    My heart dropped reading about your postal service debaucle. I am so glad you got the quilt back! I have shipped 3 quilts as gifts to relatives and never thought for a second that losing the entire quilt would be a possible outcome of that choice. I would have been crying on the phone to whatever US Postal Service employee you talked to… you are so right that there is not an amount of money to replace the time, love, and energy of such a project.

    Thanks for the blog and inspiration!

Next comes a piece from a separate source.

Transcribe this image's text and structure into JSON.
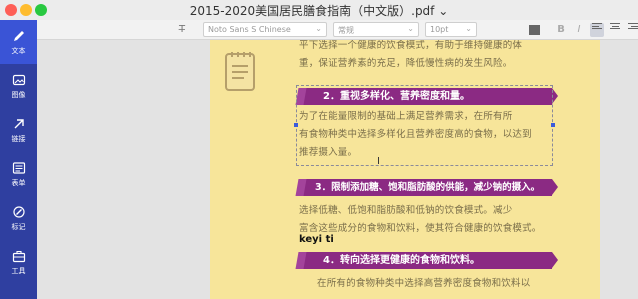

  12. Hi Weeks,
    I have just finished reading your wonderful post about slow quilting, which I found think by googling slow quilting. Yesterday I made some decisions about my quilt making. I have just completed the quilting, by hand of a small wall hanging. I enjoyed it so much that it made me seriously rethink the whole machine quilting and machine piecing parts that I have started to do since I first learned to use the sewing machine. Although I so love the fmq and longhand machine look of machine quilting and the machines. I have decided that for me it is not the right thing. I’ve decided that I want to spend my quilting time designing and hand quilting and piecing, so that this takes out the stress part, that machine quilting is for me at this moment. So you can imagine how nice it was to hear about you hand quilting this lovely modern quilt, and seeing the amazing result of combining modern design principles with the traditonal quilting method. I appreciate the details you put in about how your stitches differ from traditional ways as I am just learning to hand quilt. I would love to show others that you can slow quilt and make something beautiful and manageable and modern, despite the fact that I am mainly a traditional quilter. After reading this I saw your work that you do with your studio and business. You (and your husband) are trully an inspiration. Thank you for sharing.
    I have now decided to follow what you are up to, as before when I came across craft nectar, months ago, I thought it was a craft website and probably dismissed it. Now I true understand it is a CRAFT blog and that makes all the differenece.
    Thanks for your work,

  13. I came across a picture of your quilt while getting inspiration on pinterest.Ive recently finished a quilt for my daughter for her forthcoming wedding,I did it on the machine but bought the needles and thread and thimbles to have a go at hand quilting but chickened out and did it on the machine.But after reading about how you felt doing this hand quilting I now wish Id given it a go.So,the next one will be hand quilted after Ive done a bit of practice,thanks for the inspiration!

  14. Your quilt looks lovely and I appreciate your comments about hand quilting. I love the look of machine quilting….so many beautiful patterns used in so many quilts. They add beauty to the finished work. However, I find that machine quilting makes for reletively stiff quilts and while that is fine for wall hangings and art pieces, I still love the softness that hand quilting lends to the finished bed quilt.

  15. I love your article. I am a handquilter trying to do traditional and modern quilts. I find that one thing I would like to know is how to incorporate my traditional fabric into modern quilts. I have been a quilter for a long time so I have lots of fabric in my stash. I really to see the attraction to modern quilts. Although I will always be a hand quilter only, I would like to venture into the modern quilt world. Thank you for your modern quilts and ideas. You are wonderful!!!

    1. If you look at issues of Modern Quilts Illustrated, you’ll see lots of examples of where we’ve combined traditional and modern fabrics together in the same quilt. Ignore the genre of the fabric and focus on color and scale. We’ve done lots of hand quilting and hand applique on modern quilts. Handwork can be adapted to any style.

  16. I love this quilt and that you big stitch quilted it. Slow stitching brings with it so much more than sewing something together . It is wonderful that the quilt will always bring those memories back and keep them alive. Thank you for sharing them.

Leave a Reply

Fill in your details below or click an icon to log in: Logo

You are commenting using your account. Log Out /  Change )

Twitter picture

You are commenting using your Twitter account. Log Out /  Change )

Facebook photo

You are commenting using your Facebook account. Log Out /  Change )

Connecting to %s